How this fire happened
The battery pack was placed on charge at approximately 09:00 a.m. - on a workbench and the fire alarm sounded at 09:50 a.m.
The owner looked into the room in question and noticed flames and smoke coming from the area of where the battery pack was sited.
He entered the room and unplugged the charger unit from the mains, then dropped the battery and charger on the floor and stamped on them both.
He did however state that smoke was seen coming from the rubber matting on the table where the battery pack was sited.
He then vacated the building and waited for the arrival of the Fire and Rescue Service.
The owner of the battery pack had stated that the battery itself was totally discharged and had suffered impact damage on a number of occasions whilst being used.
Please always follow manufacturers advice to avoid fire risk and consider the following precautions:
Never charge the battery unattended
If you have a multifunction charger, thoroughly read the instructions and make sure it is in LiPo mode
Verify that the total voltage in the pack never exceeds the amount of cells the amount of cells in the pack may never exceed (5 x 4.20V =) 21.00V
Put the charger and battery on a non-flammable surface, like a ceramic tile, during charge and make sure no flammable objects are within a radius of 1m
If possible, put the battery inside a special LiPo bag or in a fireproof container during charge
Stop charging immediately if the battery gets warm or swells, disconnect the pack and put it in a safe place for observation for a few hours
Never charge or recover a battery pack that damaged/bad/swollen cells, or cells that are below 3.0V
Use properly insulated connectors and charge leads at all time
How this fire happened
This fire occurred in a ground floor shop selling historical finds and metal detecting equipment.
The fire was extinguished by firefighters wearing breathing apparatus using a high pressure hose reel.
The battery from an imported metal detector was left on charge overnight, the premises were vacated at approximately 2030 hours and the fire was discovered by a passer-by 7 hours later in the early hours of the morning.
LiPo batteries are currently the most efficient power sources available with the highest possible specific energy.
This means that you get more power and capacity from a smaller and lighter battery.
To accomplish this, a different technology is used compared to NiCd, NiMH, and Li-lon batteries; subsequently, slightly different handling and charging applies.
3.7V is the average voltage.

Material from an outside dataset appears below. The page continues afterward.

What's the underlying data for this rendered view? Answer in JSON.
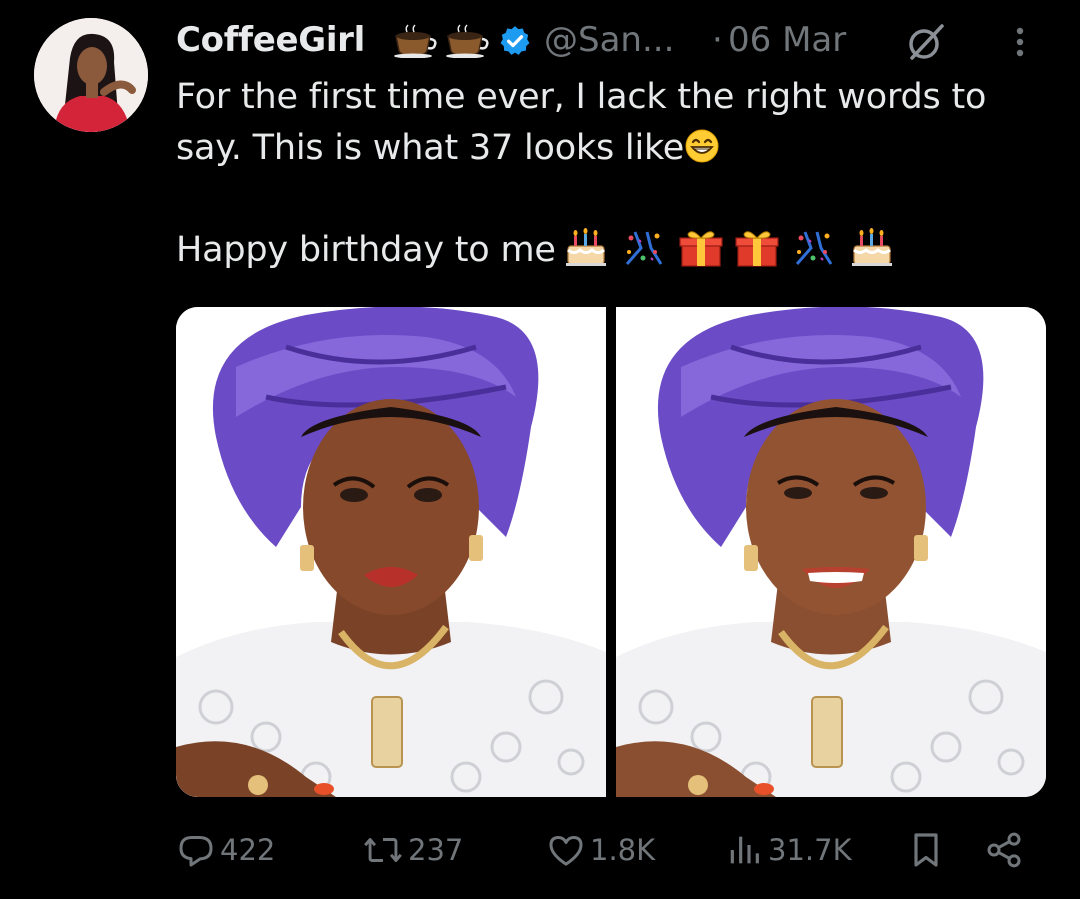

LiPo can be charged up to 4.20V and discharged down to 3.0V per cell, any lower or higher in voltage and the cell will almost certainly be damaged and will become unstable which can be very dangerous (fire risk).
If the voltage of a single Lithium cell exceeds 4.20V, it will become unstable. When this happens the cell will over heat, swell up and rupture whereby the electrolyte can spill and catch fire! Because the technology of the LiPo batteries is different from other batteries, you must always use specialized LiPo charger. Under no circumstances attempt to charge a LiPo with a NiCd/NiMH charger.
The charger parameters must match the LiPo and must be verified each time before you start the charging process:
The programmed number of cells must be the same as the LiPo or the nominal voltage must be equivalent. A 3s must be charged with 3s or 11.1V setting etc.
The charge current must never exceed 1C (for a 1500 mAh battery: 1.5A)
A balancer must be used to balance the voltage of individual cells during charge. (See chapter: Balancing)